"The U.S. political debate over climate change is seeping into K-12 science classrooms, and teachers are feeling the heat," according to a report in Science (August 5, 2011; subscription required). Science educators are increasingly reporting attacks on climate change education: Roberta Johnson, the executive director of the National Earth Science Teachers Association, commented, "Evolution is still the big one, but climate change is catching up." Her assessment was confirmed by a poll of NESTA's members, which found that climate change was second only to evolution in eliciting protests.

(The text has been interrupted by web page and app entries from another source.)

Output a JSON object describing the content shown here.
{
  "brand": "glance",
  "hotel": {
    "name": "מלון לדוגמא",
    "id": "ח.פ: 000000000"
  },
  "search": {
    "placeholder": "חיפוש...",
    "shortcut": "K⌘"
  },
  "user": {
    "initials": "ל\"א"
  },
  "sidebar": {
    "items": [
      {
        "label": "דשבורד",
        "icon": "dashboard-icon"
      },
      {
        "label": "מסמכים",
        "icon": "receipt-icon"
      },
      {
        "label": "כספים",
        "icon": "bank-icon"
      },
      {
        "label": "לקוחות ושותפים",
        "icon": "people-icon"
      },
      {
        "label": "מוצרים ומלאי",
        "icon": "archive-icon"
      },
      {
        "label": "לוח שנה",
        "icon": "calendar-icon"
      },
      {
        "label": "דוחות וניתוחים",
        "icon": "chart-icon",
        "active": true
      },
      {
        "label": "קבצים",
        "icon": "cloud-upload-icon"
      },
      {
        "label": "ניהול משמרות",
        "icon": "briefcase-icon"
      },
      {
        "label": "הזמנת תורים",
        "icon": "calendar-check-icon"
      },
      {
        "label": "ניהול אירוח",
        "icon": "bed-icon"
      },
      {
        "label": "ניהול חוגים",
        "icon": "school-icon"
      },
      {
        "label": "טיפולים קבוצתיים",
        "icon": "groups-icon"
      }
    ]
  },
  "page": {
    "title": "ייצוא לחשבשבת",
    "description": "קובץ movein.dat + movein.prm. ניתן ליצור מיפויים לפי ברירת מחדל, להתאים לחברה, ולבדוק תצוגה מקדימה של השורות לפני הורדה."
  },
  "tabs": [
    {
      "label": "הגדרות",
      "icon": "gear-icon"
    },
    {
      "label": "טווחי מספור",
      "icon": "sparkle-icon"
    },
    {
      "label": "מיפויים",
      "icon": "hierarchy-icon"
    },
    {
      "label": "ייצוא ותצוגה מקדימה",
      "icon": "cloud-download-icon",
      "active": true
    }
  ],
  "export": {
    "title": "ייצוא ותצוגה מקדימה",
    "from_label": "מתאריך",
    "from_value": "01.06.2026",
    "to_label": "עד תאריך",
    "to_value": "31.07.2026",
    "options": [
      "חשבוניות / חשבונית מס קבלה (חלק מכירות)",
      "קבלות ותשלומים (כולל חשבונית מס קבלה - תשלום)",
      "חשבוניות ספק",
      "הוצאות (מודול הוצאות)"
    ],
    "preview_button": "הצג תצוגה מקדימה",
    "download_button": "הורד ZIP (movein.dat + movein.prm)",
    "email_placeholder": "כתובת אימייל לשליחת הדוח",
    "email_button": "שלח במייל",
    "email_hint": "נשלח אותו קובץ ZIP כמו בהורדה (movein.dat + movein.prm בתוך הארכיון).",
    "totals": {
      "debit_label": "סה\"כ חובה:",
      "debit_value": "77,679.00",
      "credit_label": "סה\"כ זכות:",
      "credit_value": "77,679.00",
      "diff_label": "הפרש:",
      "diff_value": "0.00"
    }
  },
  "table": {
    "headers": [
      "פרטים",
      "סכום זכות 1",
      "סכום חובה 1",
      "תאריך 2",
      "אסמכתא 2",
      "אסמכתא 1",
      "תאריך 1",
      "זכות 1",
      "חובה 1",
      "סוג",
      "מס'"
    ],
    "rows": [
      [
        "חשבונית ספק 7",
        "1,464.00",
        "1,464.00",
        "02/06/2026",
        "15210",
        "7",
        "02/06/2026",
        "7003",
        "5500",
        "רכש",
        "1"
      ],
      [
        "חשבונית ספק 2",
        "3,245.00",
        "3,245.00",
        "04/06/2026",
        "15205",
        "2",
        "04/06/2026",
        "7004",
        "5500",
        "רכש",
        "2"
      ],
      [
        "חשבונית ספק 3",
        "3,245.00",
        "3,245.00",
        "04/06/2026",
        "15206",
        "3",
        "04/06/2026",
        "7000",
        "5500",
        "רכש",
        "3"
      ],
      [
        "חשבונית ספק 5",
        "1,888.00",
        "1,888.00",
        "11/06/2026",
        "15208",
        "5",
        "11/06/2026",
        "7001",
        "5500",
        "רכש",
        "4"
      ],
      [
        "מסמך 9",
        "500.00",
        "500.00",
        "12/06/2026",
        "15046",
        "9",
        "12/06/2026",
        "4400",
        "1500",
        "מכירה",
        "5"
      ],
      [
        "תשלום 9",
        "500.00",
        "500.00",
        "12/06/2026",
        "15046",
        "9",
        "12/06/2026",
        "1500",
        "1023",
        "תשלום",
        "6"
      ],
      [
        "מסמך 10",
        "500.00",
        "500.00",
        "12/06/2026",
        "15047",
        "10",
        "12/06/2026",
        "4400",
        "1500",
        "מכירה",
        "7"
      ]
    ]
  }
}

And climate change is now routinely yoked with evolution as "controversial" in antievolution legislation such as the so-called Louisiana Science Education Act of 2008.

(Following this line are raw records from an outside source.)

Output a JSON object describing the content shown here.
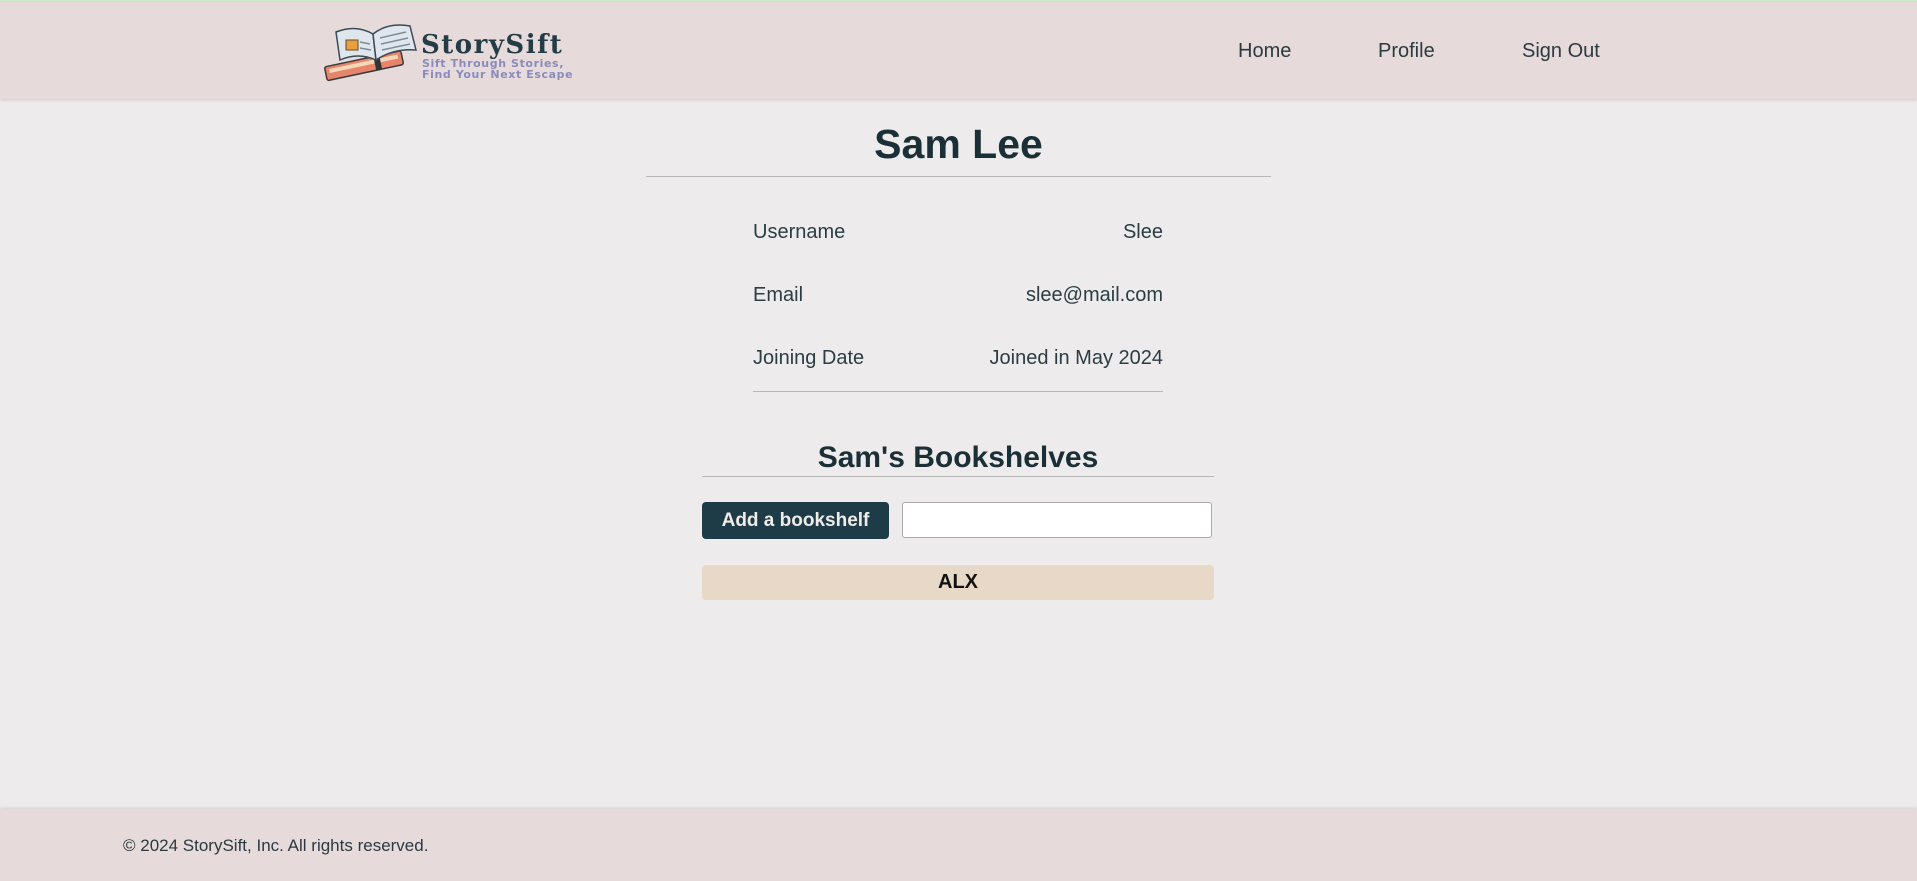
{
  "brand": {
    "name": "StorySift",
    "tagline_line1": "Sift Through Stories,",
    "tagline_line2": "Find Your Next Escape",
    "logo_icon": "open-book-icon"
  },
  "nav": {
    "home": "Home",
    "profile": "Profile",
    "sign_out": "Sign Out"
  },
  "profile": {
    "full_name": "Sam Lee",
    "fields": [
      {
        "label": "Username",
        "value": "Slee"
      },
      {
        "label": "Email",
        "value": "slee@mail.com"
      },
      {
        "label": "Joining Date",
        "value": "Joined in May 2024"
      }
    ]
  },
  "bookshelves": {
    "title": "Sam's Bookshelves",
    "add_button": "Add a bookshelf",
    "input_value": "",
    "items": [
      {
        "name": "ALX"
      }
    ]
  },
  "footer": {
    "copyright": "© 2024 StorySift, Inc. All rights reserved."
  },
  "colors": {
    "header_bg": "#e6dbda",
    "page_bg": "#eeebec",
    "button_bg": "#1e3c47",
    "shelf_item_bg": "#e8d8c8",
    "text_dark": "#1b2f37"
  }
}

Ian Binns, a science education researcher at Louisiana State University, told Science that a law such as Louisiana's, which misdescribes established scientific theories such as evolution as controversial, "tells our students and teachers that there are problems that there aren't" and distort their understanding of the nature of science; NCSE's Joshua Rosenau added, "Science is not about providing balance to every viewpoint that's out there." NCSE is now monitoring controversies over the teaching of climate change as well as controversies over the teaching of evolution, but the scope of the problem is as yet unclear; as Rosenau explained, "Just like with evolution, it's difficult to know what a given teacher in a given classroom is teaching."